Write out the listing exactly, dropping any picture it contains.

▶ _Data to process_

== Segment start ==

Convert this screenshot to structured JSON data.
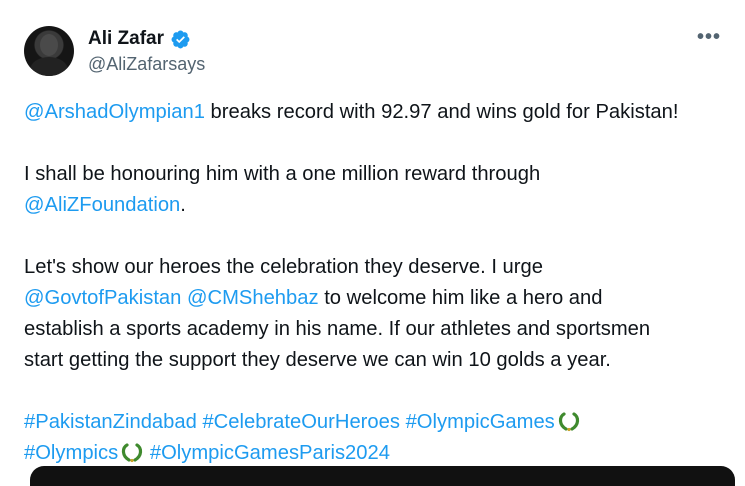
{
  "author": {
    "name": "Ali Zafar",
    "handle": "@AliZafarsays",
    "verified_color": "#1d9bf0"
  },
  "icons": {
    "more": "more-options-icon",
    "verified": "verified-badge-icon",
    "olympic": "olympic-wreath-emoji"
  },
  "tweet": {
    "line1": {
      "mention": "@ArshadOlympian1",
      "text": " breaks record with 92.97 and wins gold for Pakistan!"
    },
    "line2": "I shall be honouring him with a one million reward through",
    "line3": {
      "mention": "@AliZFoundation",
      "text": "."
    },
    "line4": "Let's show our heroes the celebration they deserve. I urge",
    "line5": {
      "mention1": "@GovtofPakistan",
      "mention2": "@CMShehbaz",
      "text": " to welcome him like a hero and"
    },
    "line6": "establish a sports academy in his name. If our athletes and sportsmen",
    "line7": "start getting the support they deserve we can win 10 golds a year.",
    "hashtags_line1": [
      "#PakistanZindabad",
      "#CelebrateOurHeroes",
      "#OlympicGames"
    ],
    "hashtags_line2": [
      "#Olympics",
      "#OlympicGamesParis2024"
    ]
  },
  "colors": {
    "link": "#1d9bf0",
    "text": "#0f1419",
    "secondary": "#536471"
  }
}
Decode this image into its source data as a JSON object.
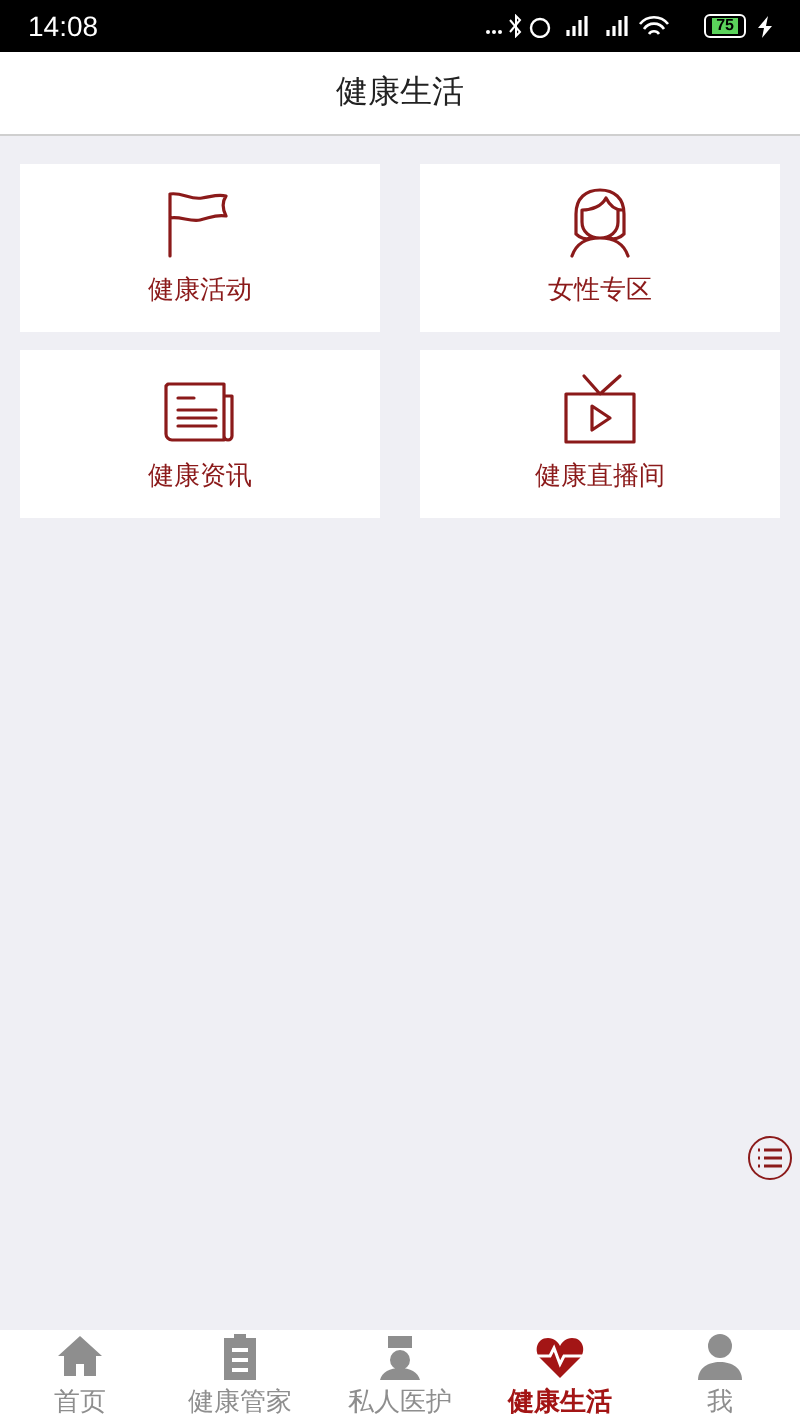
{
  "status_bar": {
    "time": "14:08",
    "battery": "75"
  },
  "header": {
    "title": "健康生活"
  },
  "tiles": [
    {
      "label": "健康活动"
    },
    {
      "label": "女性专区"
    },
    {
      "label": "健康资讯"
    },
    {
      "label": "健康直播间"
    }
  ],
  "tabs": [
    {
      "label": "首页",
      "selected": false
    },
    {
      "label": "健康管家",
      "selected": false
    },
    {
      "label": "私人医护",
      "selected": false
    },
    {
      "label": "健康生活",
      "selected": true
    },
    {
      "label": "我",
      "selected": false
    }
  ]
}
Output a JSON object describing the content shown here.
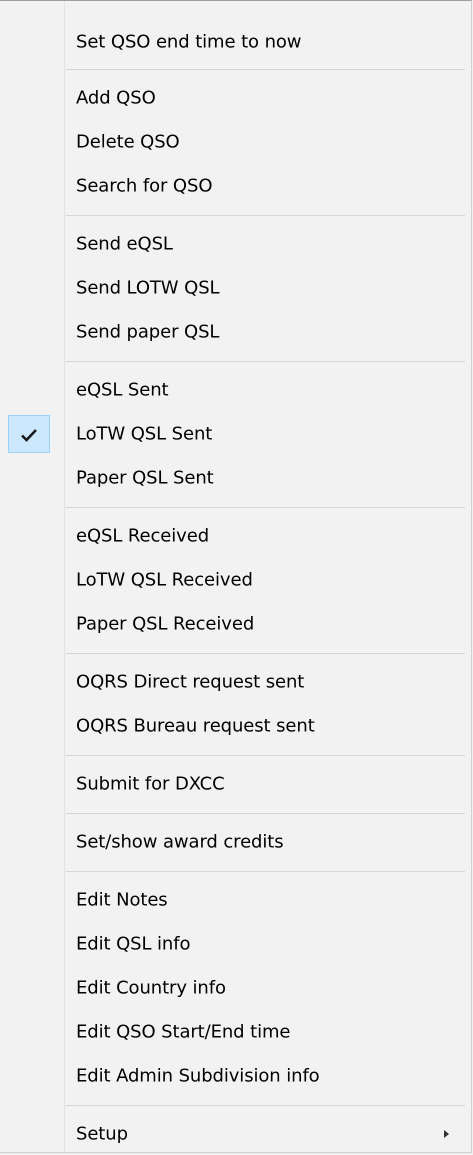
{
  "menu": {
    "items": [
      {
        "label": "Set QSO end time to now"
      },
      {
        "label": "Add QSO"
      },
      {
        "label": "Delete QSO"
      },
      {
        "label": "Search for QSO"
      },
      {
        "label": "Send eQSL"
      },
      {
        "label": "Send LOTW QSL"
      },
      {
        "label": "Send paper QSL"
      },
      {
        "label": "eQSL Sent"
      },
      {
        "label": "LoTW QSL Sent",
        "checked": true
      },
      {
        "label": "Paper QSL Sent"
      },
      {
        "label": "eQSL Received"
      },
      {
        "label": "LoTW QSL Received"
      },
      {
        "label": "Paper QSL Received"
      },
      {
        "label": "OQRS Direct request sent"
      },
      {
        "label": "OQRS Bureau request sent"
      },
      {
        "label": "Submit for DXCC"
      },
      {
        "label": "Set/show award credits"
      },
      {
        "label": "Edit Notes"
      },
      {
        "label": "Edit QSL info"
      },
      {
        "label": "Edit Country info"
      },
      {
        "label": "Edit QSO Start/End time"
      },
      {
        "label": "Edit Admin Subdivision info"
      },
      {
        "label": "Setup",
        "has_submenu": true
      }
    ]
  },
  "colors": {
    "check_highlight": "#cce8ff",
    "check_border": "#99d1ff"
  }
}
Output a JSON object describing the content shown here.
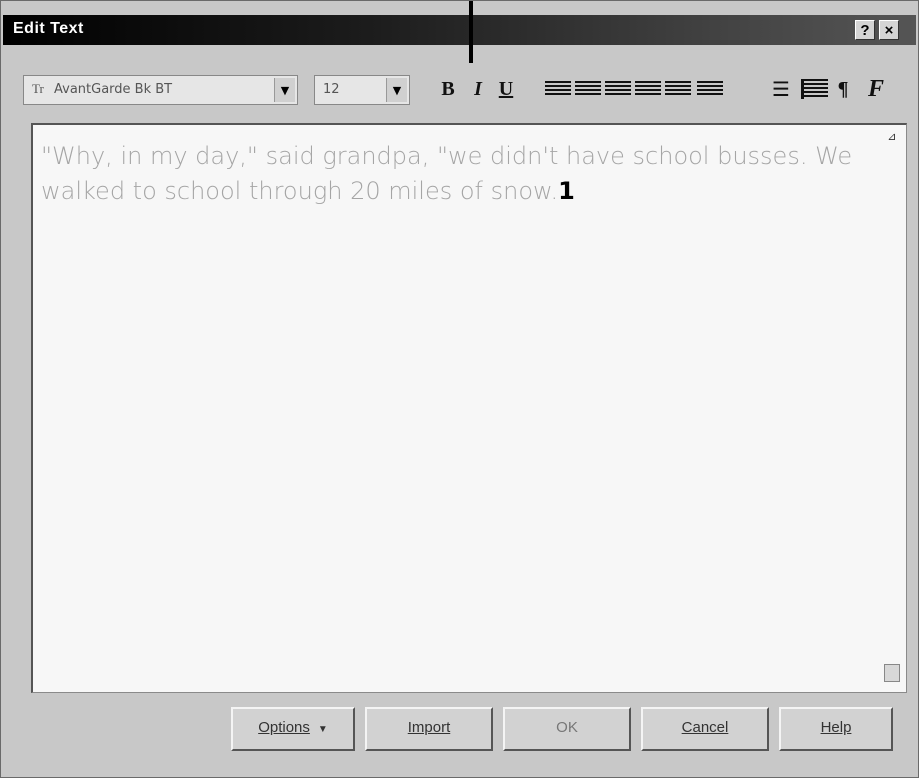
{
  "window": {
    "title": "Edit Text",
    "help_button": "?",
    "close_button": "×"
  },
  "toolbar": {
    "font_icon": "Tr",
    "font_name": "AvantGarde Bk BT",
    "font_size": "12",
    "bold": "B",
    "italic": "I",
    "underline": "U",
    "alignment_icons": [
      "align-none-icon",
      "align-left-icon",
      "align-center-icon",
      "align-right-icon",
      "align-full-icon",
      "align-force-icon"
    ],
    "bullets_icon": "bullets-icon",
    "columns_icon": "columns-icon",
    "paragraph": "¶",
    "font_style": "F"
  },
  "editor": {
    "text": "\"Why, in my day,\" said grandpa, \"we didn't have school busses. We walked to school through 20 miles of snow.",
    "caret": "1",
    "text_color": "#a5a5a5"
  },
  "buttons": {
    "options": "Options",
    "import": "Import",
    "ok": "OK",
    "cancel": "Cancel",
    "help": "Help"
  }
}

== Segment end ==

▶ _Output_
Convert this screenshot to structured JSON data.
{
  "author": {
    "name": "Ali Zafar",
    "handle": "@AliZafarsays",
    "verified_color": "#1d9bf0"
  },
  "icons": {
    "more": "more-options-icon",
    "verified": "verified-badge-icon",
    "olympic": "olympic-wreath-emoji"
  },
  "tweet": {
    "line1": {
      "mention": "@ArshadOlympian1",
      "text": " breaks record with 92.97 and wins gold for Pakistan!"
    },
    "line2": "I shall be honouring him with a one million reward through",
    "line3": {
      "mention": "@AliZFoundation",
      "text": "."
    },
    "line4": "Let's show our heroes the celebration they deserve. I urge",
    "line5": {
      "mention1": "@GovtofPakistan",
      "mention2": "@CMShehbaz",
      "text": " to welcome him like a hero and"
    },
    "line6": "establish a sports academy in his name. If our athletes and sportsmen",
    "line7": "start getting the support they deserve we can win 10 golds a year.",
    "hashtags_line1": [
      "#PakistanZindabad",
      "#CelebrateOurHeroes",
      "#OlympicGames"
    ],
    "hashtags_line2": [
      "#Olympics",
      "#OlympicGamesParis2024"
    ]
  },
  "colors": {
    "link": "#1d9bf0",
    "text": "#0f1419",
    "secondary": "#536471"
  }
}
Decode this image into its source data as a JSON object.
{
  "status_bar": {
    "time": "14:08",
    "battery": "75"
  },
  "header": {
    "title": "健康生活"
  },
  "tiles": [
    {
      "label": "健康活动"
    },
    {
      "label": "女性专区"
    },
    {
      "label": "健康资讯"
    },
    {
      "label": "健康直播间"
    }
  ],
  "tabs": [
    {
      "label": "首页",
      "selected": false
    },
    {
      "label": "健康管家",
      "selected": false
    },
    {
      "label": "私人医护",
      "selected": false
    },
    {
      "label": "健康生活",
      "selected": true
    },
    {
      "label": "我",
      "selected": false
    }
  ]
}
Output a JSON object describing the content shown here.
{
  "menu": {
    "items": [
      {
        "label": "Set QSO end time to now"
      },
      {
        "label": "Add QSO"
      },
      {
        "label": "Delete QSO"
      },
      {
        "label": "Search for QSO"
      },
      {
        "label": "Send eQSL"
      },
      {
        "label": "Send LOTW QSL"
      },
      {
        "label": "Send paper QSL"
      },
      {
        "label": "eQSL Sent"
      },
      {
        "label": "LoTW QSL Sent",
        "checked": true
      },
      {
        "label": "Paper QSL Sent"
      },
      {
        "label": "eQSL Received"
      },
      {
        "label": "LoTW QSL Received"
      },
      {
        "label": "Paper QSL Received"
      },
      {
        "label": "OQRS Direct request sent"
      },
      {
        "label": "OQRS Bureau request sent"
      },
      {
        "label": "Submit for DXCC"
      },
      {
        "label": "Set/show award credits"
      },
      {
        "label": "Edit Notes"
      },
      {
        "label": "Edit QSL info"
      },
      {
        "label": "Edit Country info"
      },
      {
        "label": "Edit QSO Start/End time"
      },
      {
        "label": "Edit Admin Subdivision info"
      },
      {
        "label": "Setup",
        "has_submenu": true
      }
    ]
  },
  "colors": {
    "check_highlight": "#cce8ff",
    "check_border": "#99d1ff"
  }
}
Output a JSON object describing the content shown here.
{
  "window": {
    "title": "Edit Text",
    "help_button": "?",
    "close_button": "×"
  },
  "toolbar": {
    "font_icon": "Tr",
    "font_name": "AvantGarde Bk BT",
    "font_size": "12",
    "bold": "B",
    "italic": "I",
    "underline": "U",
    "alignment_icons": [
      "align-none-icon",
      "align-left-icon",
      "align-center-icon",
      "align-right-icon",
      "align-full-icon",
      "align-force-icon"
    ],
    "bullets_icon": "bullets-icon",
    "columns_icon": "columns-icon",
    "paragraph": "¶",
    "font_style": "F"
  },
  "editor": {
    "text": "\"Why, in my day,\" said grandpa, \"we didn't have school busses. We walked to school through 20 miles of snow.",
    "caret": "1",
    "text_color": "#a5a5a5"
  },
  "buttons": {
    "options": "Options",
    "import": "Import",
    "ok": "OK",
    "cancel": "Cancel",
    "help": "Help"
  }
}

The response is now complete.